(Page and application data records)
[Start of Attachment]
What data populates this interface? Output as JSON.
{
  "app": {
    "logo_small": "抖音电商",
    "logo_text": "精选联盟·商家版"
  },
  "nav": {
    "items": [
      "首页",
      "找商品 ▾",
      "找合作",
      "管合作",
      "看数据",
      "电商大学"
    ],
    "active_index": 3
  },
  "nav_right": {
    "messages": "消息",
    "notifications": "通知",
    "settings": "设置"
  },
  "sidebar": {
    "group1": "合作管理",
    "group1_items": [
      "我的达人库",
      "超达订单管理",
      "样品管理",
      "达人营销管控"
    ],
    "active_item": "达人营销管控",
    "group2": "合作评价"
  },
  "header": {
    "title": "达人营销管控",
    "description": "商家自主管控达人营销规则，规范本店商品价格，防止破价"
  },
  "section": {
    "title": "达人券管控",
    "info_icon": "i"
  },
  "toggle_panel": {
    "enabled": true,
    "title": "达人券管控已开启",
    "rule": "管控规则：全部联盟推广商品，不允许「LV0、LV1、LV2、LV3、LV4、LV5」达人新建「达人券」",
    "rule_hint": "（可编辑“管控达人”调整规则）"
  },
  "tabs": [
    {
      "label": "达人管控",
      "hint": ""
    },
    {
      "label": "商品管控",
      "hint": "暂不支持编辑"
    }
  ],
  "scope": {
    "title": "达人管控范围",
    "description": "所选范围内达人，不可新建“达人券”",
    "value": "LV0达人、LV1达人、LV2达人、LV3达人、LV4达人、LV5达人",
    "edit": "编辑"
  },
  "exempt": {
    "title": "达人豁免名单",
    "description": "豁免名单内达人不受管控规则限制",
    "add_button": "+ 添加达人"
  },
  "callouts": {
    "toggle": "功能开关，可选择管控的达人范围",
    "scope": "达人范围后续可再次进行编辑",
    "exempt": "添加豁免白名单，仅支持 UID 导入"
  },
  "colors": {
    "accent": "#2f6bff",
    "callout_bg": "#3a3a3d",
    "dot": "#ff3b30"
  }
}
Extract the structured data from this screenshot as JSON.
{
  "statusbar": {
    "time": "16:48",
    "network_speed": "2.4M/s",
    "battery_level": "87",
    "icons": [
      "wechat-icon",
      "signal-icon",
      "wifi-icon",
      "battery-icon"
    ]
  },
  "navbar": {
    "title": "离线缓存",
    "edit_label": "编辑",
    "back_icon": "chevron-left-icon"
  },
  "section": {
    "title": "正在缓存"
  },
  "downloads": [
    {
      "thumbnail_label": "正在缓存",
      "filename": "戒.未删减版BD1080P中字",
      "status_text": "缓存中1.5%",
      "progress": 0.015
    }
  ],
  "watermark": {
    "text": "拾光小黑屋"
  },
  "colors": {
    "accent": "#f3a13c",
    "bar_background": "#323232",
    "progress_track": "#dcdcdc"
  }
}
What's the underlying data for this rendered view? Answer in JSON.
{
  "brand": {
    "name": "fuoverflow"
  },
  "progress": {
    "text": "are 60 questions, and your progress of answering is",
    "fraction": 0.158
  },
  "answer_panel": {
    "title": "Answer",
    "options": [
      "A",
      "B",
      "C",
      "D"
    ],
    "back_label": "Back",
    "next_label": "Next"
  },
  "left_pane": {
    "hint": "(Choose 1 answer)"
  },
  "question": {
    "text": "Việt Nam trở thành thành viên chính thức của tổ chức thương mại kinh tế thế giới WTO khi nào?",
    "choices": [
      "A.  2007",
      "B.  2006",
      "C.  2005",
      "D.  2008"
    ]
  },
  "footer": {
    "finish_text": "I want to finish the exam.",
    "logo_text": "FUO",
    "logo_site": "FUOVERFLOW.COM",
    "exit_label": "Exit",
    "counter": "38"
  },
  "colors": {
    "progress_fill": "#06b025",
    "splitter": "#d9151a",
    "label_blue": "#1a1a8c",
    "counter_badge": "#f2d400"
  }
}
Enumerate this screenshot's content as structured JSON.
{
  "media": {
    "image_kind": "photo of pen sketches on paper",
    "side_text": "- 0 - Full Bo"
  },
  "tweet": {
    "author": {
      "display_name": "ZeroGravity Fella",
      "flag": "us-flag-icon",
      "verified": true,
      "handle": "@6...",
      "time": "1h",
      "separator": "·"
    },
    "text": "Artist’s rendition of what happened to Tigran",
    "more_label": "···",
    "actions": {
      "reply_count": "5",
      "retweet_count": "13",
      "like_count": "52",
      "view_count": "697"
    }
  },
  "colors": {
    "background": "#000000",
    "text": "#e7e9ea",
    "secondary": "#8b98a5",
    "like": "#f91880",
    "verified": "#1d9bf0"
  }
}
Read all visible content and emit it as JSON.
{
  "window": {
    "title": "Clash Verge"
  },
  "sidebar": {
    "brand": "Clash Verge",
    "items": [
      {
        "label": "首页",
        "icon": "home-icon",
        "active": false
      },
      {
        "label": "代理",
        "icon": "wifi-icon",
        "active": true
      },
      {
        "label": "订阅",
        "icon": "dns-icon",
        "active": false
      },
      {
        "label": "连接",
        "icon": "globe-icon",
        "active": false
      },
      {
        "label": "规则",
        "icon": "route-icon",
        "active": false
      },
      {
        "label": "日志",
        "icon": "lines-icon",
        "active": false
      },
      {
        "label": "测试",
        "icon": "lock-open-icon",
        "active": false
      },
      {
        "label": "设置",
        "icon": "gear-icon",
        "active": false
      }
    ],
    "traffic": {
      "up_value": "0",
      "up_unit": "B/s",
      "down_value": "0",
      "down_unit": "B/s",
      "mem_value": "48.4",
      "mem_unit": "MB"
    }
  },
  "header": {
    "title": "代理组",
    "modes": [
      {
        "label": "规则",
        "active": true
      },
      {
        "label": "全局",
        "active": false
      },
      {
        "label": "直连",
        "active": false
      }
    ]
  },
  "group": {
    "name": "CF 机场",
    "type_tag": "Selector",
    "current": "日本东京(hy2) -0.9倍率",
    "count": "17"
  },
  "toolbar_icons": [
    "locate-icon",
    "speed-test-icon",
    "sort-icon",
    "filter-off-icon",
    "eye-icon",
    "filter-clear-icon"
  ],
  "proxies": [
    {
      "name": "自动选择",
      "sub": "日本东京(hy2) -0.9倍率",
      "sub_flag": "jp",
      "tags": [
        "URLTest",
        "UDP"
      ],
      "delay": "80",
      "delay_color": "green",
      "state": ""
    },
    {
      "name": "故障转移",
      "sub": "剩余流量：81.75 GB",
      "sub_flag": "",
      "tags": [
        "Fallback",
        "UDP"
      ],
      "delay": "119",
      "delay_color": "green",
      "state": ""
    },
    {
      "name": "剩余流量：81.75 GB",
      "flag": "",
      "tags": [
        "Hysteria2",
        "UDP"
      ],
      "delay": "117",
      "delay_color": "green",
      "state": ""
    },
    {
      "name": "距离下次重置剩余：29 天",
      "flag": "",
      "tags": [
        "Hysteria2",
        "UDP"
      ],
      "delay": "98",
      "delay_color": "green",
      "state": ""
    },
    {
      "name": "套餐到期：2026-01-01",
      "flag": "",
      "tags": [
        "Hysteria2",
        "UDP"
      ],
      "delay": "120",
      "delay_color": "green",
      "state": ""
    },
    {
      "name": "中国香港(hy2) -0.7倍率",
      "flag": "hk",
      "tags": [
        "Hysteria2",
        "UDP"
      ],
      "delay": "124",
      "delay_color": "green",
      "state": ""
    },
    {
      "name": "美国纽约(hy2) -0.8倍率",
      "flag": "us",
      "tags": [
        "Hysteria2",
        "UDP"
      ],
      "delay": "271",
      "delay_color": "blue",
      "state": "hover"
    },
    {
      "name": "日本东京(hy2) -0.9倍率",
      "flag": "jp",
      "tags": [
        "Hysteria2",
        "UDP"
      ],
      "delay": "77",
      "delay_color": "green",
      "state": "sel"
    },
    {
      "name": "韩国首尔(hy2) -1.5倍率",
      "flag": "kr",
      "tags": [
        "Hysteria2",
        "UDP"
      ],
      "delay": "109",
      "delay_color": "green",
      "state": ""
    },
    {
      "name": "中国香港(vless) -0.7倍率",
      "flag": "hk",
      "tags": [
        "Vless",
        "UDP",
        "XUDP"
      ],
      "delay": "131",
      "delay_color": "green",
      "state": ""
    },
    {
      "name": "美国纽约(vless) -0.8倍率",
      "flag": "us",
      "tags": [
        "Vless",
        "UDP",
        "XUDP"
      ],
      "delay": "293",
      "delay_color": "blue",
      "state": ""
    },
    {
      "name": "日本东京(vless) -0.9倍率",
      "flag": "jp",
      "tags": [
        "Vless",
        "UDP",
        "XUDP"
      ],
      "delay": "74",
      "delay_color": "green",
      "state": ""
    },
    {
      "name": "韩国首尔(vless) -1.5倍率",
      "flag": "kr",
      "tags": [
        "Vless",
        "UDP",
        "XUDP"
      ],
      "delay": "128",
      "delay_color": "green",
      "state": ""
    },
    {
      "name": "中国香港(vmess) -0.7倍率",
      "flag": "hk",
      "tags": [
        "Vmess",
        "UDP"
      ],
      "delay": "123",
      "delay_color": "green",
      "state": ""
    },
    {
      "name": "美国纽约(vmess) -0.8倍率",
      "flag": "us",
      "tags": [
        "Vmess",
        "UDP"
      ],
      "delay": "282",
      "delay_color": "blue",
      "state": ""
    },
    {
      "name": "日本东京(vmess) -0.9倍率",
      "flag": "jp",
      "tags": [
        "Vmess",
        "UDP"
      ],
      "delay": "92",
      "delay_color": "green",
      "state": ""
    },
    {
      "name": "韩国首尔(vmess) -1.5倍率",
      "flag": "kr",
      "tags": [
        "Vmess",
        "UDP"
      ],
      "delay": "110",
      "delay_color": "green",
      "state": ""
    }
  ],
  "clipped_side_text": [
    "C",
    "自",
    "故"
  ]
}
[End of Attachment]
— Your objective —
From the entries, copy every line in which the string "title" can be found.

— Written reply —
    "title": "达人营销管控",
    "title": "达人券管控",
    "title": "达人券管控已开启",
    "title": "达人管控范围",
    "title": "达人豁免名单",
    "title": "离线缓存",
    "title": "正在缓存"
    "title": "Answer",
    "title": "Clash Verge"
    "title": "代理组",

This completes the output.